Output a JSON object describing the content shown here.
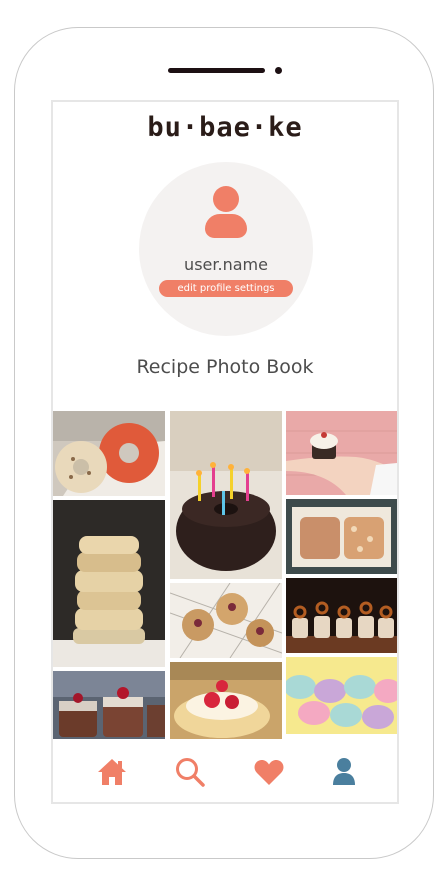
{
  "app": {
    "logo_text": "bu·bae·ke"
  },
  "profile": {
    "username": "user.name",
    "edit_label": "edit profile settings"
  },
  "book": {
    "title": "Recipe Photo Book"
  },
  "photos": [
    {
      "subject": "frosted donuts"
    },
    {
      "subject": "chocolate bundt cake with birthday candles"
    },
    {
      "subject": "cupcake held in hand"
    },
    {
      "subject": "stack of biscuits"
    },
    {
      "subject": "muffins on cooling rack"
    },
    {
      "subject": "loaf cakes on paper"
    },
    {
      "subject": "pretzel cupcakes"
    },
    {
      "subject": "chocolate mini cakes"
    },
    {
      "subject": "strawberry pastry"
    },
    {
      "subject": "pastel cupcakes"
    }
  ],
  "bottom_nav": {
    "items": [
      {
        "icon": "home-icon"
      },
      {
        "icon": "search-icon"
      },
      {
        "icon": "heart-icon"
      },
      {
        "icon": "profile-icon",
        "active": true
      }
    ]
  },
  "colors": {
    "accent": "#f07f67",
    "active_icon": "#4a7f9e",
    "profile_bg": "#f4f2f1"
  }
}
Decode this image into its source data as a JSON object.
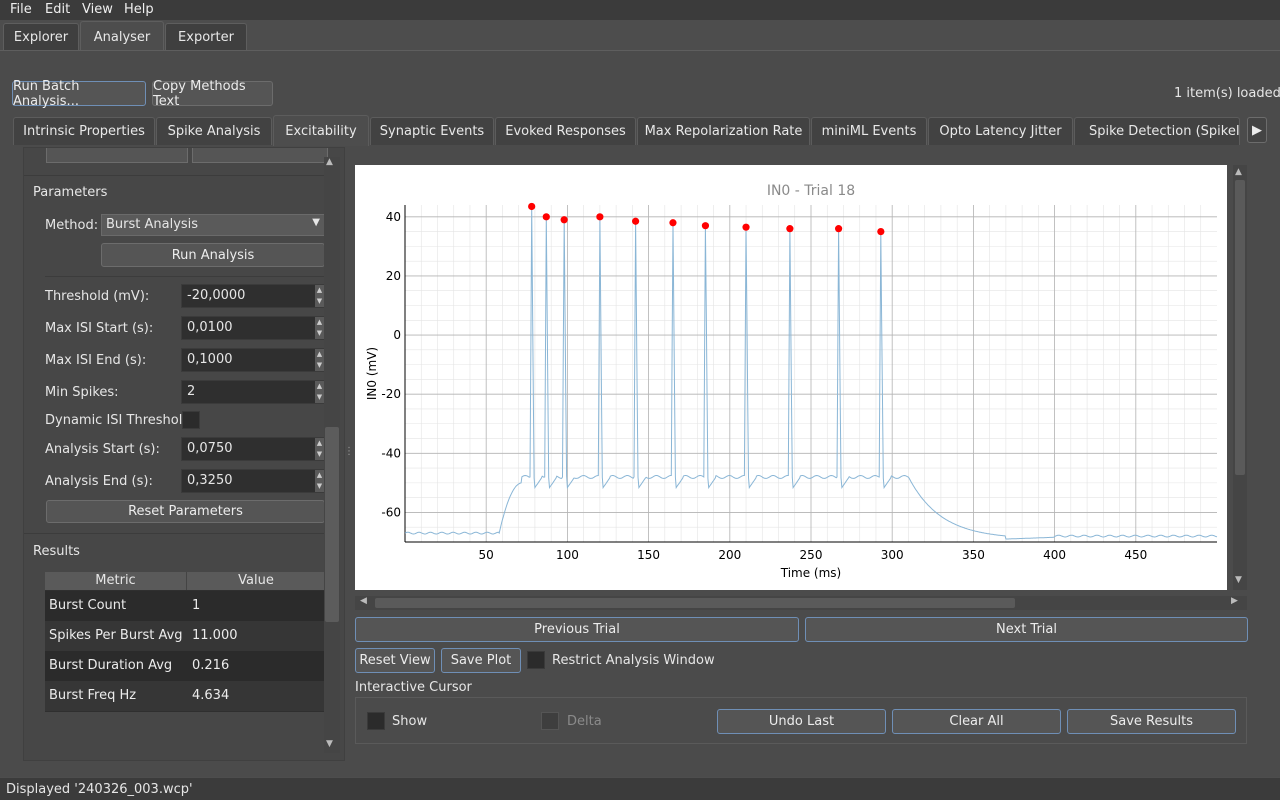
{
  "menu": {
    "file": "File",
    "edit": "Edit",
    "view": "View",
    "help": "Help"
  },
  "main_tabs": [
    "Explorer",
    "Analyser",
    "Exporter"
  ],
  "toolbar": {
    "run_batch": "Run Batch Analysis...",
    "copy_methods": "Copy Methods Text",
    "items_loaded": "1 item(s) loaded"
  },
  "sub_tabs": [
    "Intrinsic Properties",
    "Spike Analysis",
    "Excitability",
    "Synaptic Events",
    "Evoked Responses",
    "Max Repolarization Rate",
    "miniML Events",
    "Opto Latency Jitter",
    "Spike Detection (SpikeInt"
  ],
  "params": {
    "section_title": "Parameters",
    "method_label": "Method:",
    "method_value": "Burst Analysis",
    "run_analysis": "Run Analysis",
    "threshold_label": "Threshold (mV):",
    "threshold_value": "-20,0000",
    "max_isi_start_label": "Max ISI Start (s):",
    "max_isi_start_value": "0,0100",
    "max_isi_end_label": "Max ISI End (s):",
    "max_isi_end_value": "0,1000",
    "min_spikes_label": "Min Spikes:",
    "min_spikes_value": "2",
    "dynamic_isi_label": "Dynamic ISI Threshold",
    "analysis_start_label": "Analysis Start (s):",
    "analysis_start_value": "0,0750",
    "analysis_end_label": "Analysis End (s):",
    "analysis_end_value": "0,3250",
    "reset_params": "Reset Parameters"
  },
  "results": {
    "section_title": "Results",
    "headers": [
      "Metric",
      "Value"
    ],
    "rows": [
      {
        "metric": "Burst Count",
        "value": "1"
      },
      {
        "metric": "Spikes Per Burst Avg",
        "value": "11.000"
      },
      {
        "metric": "Burst Duration Avg",
        "value": "0.216"
      },
      {
        "metric": "Burst Freq Hz",
        "value": "4.634"
      }
    ]
  },
  "chart_data": {
    "type": "line",
    "title": "IN0 - Trial 18",
    "xlabel": "Time (ms)",
    "ylabel": "IN0 (mV)",
    "xlim": [
      0,
      500
    ],
    "ylim": [
      -70,
      44
    ],
    "xticks": [
      50,
      100,
      150,
      200,
      250,
      300,
      350,
      400,
      450
    ],
    "yticks": [
      40,
      20,
      0,
      -20,
      -40,
      -60
    ],
    "grid": true,
    "trace_color": "#8ab6d6",
    "marker_color": "#ff0000",
    "baseline_mv": -67,
    "plateau_mv": -48,
    "stim_start_ms": 58,
    "stim_end_ms": 310,
    "spikes": [
      {
        "t": 78,
        "peak": 43.5
      },
      {
        "t": 87,
        "peak": 40
      },
      {
        "t": 98,
        "peak": 39
      },
      {
        "t": 120,
        "peak": 40
      },
      {
        "t": 142,
        "peak": 38.5
      },
      {
        "t": 165,
        "peak": 38
      },
      {
        "t": 185,
        "peak": 37
      },
      {
        "t": 210,
        "peak": 36.5
      },
      {
        "t": 237,
        "peak": 36
      },
      {
        "t": 267,
        "peak": 36
      },
      {
        "t": 293,
        "peak": 35
      }
    ]
  },
  "nav": {
    "prev": "Previous Trial",
    "next": "Next Trial",
    "reset_view": "Reset View",
    "save_plot": "Save Plot",
    "restrict": "Restrict Analysis Window"
  },
  "cursor": {
    "section_title": "Interactive Cursor",
    "show": "Show",
    "delta": "Delta",
    "undo": "Undo Last",
    "clear": "Clear All",
    "save": "Save Results"
  },
  "status": "Displayed '240326_003.wcp'"
}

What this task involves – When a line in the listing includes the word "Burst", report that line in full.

Written answer –
    "method_value": "Burst Analysis",
        "metric": "Burst Count",
        "metric": "Spikes Per Burst Avg",
        "metric": "Burst Duration Avg",
        "metric": "Burst Freq Hz",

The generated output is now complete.